TASK GOAL -
Report only the number of lines that contain the string "style" in the records below.
[Start of Attachment]
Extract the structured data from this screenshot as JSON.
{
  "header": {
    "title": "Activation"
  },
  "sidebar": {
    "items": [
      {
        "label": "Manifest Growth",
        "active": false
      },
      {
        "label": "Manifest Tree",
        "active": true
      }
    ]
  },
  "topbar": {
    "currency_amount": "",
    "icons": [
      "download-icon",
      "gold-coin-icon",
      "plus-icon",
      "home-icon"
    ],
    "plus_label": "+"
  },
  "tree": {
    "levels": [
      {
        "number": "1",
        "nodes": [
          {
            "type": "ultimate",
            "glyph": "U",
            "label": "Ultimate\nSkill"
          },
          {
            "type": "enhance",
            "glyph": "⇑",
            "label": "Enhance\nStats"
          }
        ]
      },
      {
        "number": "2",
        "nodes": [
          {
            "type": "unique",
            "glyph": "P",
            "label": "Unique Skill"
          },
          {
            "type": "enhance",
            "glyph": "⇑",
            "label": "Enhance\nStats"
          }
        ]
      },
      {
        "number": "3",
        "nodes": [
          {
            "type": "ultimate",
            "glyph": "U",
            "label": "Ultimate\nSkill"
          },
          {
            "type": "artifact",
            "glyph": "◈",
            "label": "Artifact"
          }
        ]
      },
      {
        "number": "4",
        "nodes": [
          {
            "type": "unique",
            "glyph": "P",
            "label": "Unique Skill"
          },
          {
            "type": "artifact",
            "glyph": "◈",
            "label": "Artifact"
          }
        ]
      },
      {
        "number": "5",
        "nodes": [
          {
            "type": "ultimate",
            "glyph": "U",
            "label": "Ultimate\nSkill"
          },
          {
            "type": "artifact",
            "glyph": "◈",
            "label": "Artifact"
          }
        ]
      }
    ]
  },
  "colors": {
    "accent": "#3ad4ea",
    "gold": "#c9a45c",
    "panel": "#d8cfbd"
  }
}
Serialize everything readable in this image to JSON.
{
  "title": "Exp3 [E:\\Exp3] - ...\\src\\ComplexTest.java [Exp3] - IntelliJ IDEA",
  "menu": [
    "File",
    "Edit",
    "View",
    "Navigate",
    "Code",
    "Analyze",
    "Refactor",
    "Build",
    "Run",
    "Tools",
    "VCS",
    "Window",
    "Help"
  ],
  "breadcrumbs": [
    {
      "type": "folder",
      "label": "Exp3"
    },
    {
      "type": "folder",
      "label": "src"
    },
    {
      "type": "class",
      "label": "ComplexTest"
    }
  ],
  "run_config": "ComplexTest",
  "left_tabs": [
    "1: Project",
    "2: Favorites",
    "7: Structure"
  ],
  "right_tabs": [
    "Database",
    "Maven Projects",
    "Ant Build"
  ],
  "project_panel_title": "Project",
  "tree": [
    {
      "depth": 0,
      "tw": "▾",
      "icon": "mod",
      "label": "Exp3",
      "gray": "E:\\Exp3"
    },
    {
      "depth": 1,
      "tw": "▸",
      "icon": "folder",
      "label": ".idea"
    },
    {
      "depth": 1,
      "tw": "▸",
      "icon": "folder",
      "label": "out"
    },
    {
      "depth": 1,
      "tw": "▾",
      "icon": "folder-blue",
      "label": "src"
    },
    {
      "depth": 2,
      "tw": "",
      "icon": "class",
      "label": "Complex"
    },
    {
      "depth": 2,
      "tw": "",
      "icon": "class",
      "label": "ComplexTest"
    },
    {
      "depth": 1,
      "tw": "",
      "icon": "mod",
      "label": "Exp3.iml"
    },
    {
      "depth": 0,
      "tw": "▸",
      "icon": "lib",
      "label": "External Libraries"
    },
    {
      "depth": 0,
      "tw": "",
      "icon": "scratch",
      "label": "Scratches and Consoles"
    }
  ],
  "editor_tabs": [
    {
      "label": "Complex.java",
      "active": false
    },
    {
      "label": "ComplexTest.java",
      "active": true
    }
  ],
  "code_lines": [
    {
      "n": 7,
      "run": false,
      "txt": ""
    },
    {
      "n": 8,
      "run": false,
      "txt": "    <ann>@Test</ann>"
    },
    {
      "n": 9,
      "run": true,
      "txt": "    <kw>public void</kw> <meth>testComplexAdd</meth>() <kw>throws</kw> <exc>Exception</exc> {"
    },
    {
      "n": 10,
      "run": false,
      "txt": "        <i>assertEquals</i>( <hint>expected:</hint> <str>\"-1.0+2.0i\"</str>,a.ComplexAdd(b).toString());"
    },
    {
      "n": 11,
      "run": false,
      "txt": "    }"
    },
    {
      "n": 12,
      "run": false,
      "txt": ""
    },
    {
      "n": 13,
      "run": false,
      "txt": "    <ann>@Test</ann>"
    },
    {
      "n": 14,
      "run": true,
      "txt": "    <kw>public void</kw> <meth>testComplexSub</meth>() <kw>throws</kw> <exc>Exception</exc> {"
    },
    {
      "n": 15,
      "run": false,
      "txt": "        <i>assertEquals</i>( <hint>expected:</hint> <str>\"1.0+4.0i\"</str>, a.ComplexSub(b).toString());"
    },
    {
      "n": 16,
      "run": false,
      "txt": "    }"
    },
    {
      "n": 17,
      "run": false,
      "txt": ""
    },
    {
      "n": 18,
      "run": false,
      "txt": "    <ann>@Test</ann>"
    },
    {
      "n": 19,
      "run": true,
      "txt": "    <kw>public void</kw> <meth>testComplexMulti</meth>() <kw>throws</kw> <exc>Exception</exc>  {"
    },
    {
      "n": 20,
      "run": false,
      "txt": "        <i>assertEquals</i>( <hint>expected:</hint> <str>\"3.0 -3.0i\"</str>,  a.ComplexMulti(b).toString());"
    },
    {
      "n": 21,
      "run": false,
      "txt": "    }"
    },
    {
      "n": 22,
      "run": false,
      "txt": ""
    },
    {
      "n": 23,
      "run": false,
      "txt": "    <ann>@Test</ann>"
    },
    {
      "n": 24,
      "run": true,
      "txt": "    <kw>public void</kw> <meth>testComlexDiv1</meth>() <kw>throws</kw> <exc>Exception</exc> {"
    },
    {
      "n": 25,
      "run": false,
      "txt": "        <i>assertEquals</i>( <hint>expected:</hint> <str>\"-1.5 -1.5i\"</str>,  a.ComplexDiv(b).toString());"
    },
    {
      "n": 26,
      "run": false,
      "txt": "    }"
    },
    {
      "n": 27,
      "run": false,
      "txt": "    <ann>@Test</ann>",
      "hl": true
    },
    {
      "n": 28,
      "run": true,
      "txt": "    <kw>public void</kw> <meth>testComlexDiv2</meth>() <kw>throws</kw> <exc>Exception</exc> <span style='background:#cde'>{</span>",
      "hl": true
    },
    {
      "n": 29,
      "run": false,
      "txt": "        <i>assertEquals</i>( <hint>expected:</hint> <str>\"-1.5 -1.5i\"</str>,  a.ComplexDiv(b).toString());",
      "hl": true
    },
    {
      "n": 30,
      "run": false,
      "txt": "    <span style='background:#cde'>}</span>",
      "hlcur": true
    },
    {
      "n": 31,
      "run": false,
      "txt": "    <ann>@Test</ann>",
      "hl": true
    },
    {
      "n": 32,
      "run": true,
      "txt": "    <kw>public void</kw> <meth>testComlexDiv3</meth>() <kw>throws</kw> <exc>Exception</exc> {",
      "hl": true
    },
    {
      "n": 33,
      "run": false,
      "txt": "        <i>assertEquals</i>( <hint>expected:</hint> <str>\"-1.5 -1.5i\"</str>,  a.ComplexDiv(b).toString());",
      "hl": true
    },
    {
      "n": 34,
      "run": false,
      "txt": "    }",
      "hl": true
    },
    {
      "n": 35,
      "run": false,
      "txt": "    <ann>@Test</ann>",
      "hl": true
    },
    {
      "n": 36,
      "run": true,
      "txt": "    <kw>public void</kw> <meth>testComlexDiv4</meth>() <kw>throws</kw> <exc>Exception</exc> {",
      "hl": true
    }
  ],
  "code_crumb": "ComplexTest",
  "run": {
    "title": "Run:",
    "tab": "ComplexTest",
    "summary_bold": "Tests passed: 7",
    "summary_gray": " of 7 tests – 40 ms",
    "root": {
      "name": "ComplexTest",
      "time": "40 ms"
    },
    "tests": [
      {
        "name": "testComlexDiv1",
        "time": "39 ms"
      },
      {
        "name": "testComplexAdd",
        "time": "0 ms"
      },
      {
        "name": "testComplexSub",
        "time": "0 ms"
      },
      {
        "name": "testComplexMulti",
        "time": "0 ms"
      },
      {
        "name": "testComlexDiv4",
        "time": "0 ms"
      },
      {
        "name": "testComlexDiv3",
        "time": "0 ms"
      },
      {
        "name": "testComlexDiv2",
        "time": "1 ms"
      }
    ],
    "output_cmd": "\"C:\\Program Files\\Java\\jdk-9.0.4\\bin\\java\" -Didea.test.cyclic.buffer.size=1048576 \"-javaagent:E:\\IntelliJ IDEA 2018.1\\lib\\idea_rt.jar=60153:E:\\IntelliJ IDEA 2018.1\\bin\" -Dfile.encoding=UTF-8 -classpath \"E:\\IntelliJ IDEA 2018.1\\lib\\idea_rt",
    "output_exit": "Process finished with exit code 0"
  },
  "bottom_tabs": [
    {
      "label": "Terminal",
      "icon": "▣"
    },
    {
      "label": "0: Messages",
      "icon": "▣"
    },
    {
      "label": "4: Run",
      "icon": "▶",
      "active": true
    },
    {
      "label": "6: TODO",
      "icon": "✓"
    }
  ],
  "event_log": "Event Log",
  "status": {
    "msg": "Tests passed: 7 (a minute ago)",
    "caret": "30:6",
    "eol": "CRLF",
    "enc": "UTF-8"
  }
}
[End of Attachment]
EXERCISE SOLUTION -
2